HUD has allocated Texas $1.3 billion of the $2.1 billion in Community Development Block Grant funds that Congress has recently appropriated for disaster recovery. Major allocations also went to Louisiana for Hurricane Edwardo recovery ($438m) and Iowa for flood recovery ($125m).
Texas officials had submitted to the feds estimates of about $27 billion for Ike-related damages. Yet, the $1.3 billion is about what state and local officials expected to receive out of this in initial appropriation. A supplementary Congressional appropriation of disaster recovery funds is expected from Congress in coming months. The state is hoping for total funding to reach about $4 billion.
Hurricane rebuilding responsibility is now shifting from FEMA to the State of Texas. The state now faces a series of critical decisions about how to use the federal funds. The Governor will first decide how to allocate the available funds among the various two types of disaster assistance. The funds will be divided between public infrastructure and direct assistance to individuals to repair or replace damaged or destroyed homes.
It is our strong opinion that housing assistance should be the top priority. Getting Texas families back into their homes should be given priority over granting funds to local governments to reimburse their expenses and to carry out various public improvements. I am pleased to note that Texas Governor Rick Perry generally followed this approach in allocating funds made available for Hurricane Rita rebuilding. In that disaster repair and reconstruction of housing homes got the lion’s share of CDBG funds.
Congress has set a minimum of $139,595,563 for Texas to spend on affordable rental housing. This number is only a spending floor. Given the amount of rental housing damaged by Hurricane Ike this number should be many times greater. There is no federally established minimum level of spending for restoring owner-occupied housing.
The public uproar over the failure for FEMA to adequately provide for the temporary housing needs of Hurricane Ike survivors in Texas, along with the loud indignation expressed by state officials and members of the Congressional delegation, should serve as a warning to state officials that they had better not short change Texan’s long term housing repair and rebuilding needs for the sake of passing CDBG funds to local governments for other purposes. While FEMA is responsible for the short term housing of survivors it is solely up to the State of Texas to provide for long term housing rebuilding using these CDBG funds.

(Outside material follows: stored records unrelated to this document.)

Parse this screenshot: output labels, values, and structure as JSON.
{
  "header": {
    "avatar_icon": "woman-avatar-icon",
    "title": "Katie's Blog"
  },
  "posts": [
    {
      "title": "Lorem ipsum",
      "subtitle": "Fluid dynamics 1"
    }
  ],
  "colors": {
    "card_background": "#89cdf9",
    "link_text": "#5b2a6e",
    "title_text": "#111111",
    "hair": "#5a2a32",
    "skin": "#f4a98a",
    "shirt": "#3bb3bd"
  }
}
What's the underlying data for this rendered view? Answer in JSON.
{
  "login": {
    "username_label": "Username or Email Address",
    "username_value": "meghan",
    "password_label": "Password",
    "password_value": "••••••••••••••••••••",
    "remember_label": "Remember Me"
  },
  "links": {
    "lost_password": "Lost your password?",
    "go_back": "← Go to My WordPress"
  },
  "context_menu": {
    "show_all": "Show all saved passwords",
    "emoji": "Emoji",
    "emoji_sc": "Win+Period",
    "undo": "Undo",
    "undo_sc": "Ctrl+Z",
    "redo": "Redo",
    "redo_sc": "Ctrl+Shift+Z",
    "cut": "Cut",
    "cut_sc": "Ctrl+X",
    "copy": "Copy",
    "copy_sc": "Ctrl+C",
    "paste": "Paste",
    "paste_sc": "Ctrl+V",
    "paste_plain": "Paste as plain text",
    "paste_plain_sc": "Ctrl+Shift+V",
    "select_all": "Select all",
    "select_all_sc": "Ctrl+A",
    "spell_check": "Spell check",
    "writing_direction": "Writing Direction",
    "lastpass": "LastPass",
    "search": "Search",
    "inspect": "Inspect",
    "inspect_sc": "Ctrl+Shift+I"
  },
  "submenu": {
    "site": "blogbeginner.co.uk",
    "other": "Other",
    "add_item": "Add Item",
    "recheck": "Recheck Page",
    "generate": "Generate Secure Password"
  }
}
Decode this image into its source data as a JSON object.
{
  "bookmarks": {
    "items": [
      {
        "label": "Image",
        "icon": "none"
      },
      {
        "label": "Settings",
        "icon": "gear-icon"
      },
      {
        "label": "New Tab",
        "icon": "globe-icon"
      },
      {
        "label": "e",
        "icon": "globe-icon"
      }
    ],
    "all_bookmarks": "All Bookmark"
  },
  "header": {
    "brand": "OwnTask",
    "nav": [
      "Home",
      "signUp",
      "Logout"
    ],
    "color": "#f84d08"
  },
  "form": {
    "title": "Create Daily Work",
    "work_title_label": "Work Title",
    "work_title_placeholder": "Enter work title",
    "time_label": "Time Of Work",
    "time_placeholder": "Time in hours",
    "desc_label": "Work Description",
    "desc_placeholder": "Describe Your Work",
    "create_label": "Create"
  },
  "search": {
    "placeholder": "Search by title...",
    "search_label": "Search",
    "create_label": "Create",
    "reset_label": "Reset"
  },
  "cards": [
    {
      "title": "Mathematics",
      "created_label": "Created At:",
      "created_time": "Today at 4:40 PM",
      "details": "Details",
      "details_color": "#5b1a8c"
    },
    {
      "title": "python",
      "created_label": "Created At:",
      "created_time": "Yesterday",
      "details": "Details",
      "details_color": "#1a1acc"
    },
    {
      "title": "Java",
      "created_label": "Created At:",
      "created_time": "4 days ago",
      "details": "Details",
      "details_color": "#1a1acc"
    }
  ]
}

Given the rather (how should I say this?) discretionary nature of the expenditures of the Hurricane Rita CDBG funds that were spent for public infrastructure, the Governor would be wise to prioritize housing. A lot of CDBG funds were spent doing public works improvements that seem to me unrelated to the hurricane. Local officials actually had the nerve to propose that they be allowed to expend CDBG disaster recovery funds for public works projects that were on lists of regular public improvements, prepared before the hurricane and thus clearly were not disaster related expenses. The Texas Department of Housing and Community Affairs (TDHCA), which was administering the Hurricane Rita rebuilding funds for the State said no to this misuse of funds despite the urging of the Texas Office of Rural Community Affairs (ORCA).
One thing I can promise is that this time a light will shine on the public infrastructure funding in a way it was not under Hurricane Rita. Inappropriate, “pork barrel” government agency spending will be contrasted against the unmet housing needs of Texas families. We and many others will make sure of this.
I hear that ORCA will be the lead agency in charge of administering this next round of Hurricane Ike CDBG funds — which, given that agency’s past track record, does not bode well for the appropriate and responsible use of the funds. With the enhanced public attention to this disaster the Governor’s office and HUD both better keep an eye out for the proper allocation of this $1.3 billion.
Given the fact that Texas has received only about 30 cents on the dollar for the uninsured housing damages, Texas is going to need all of the funds it can find to help Texans get back into their homes.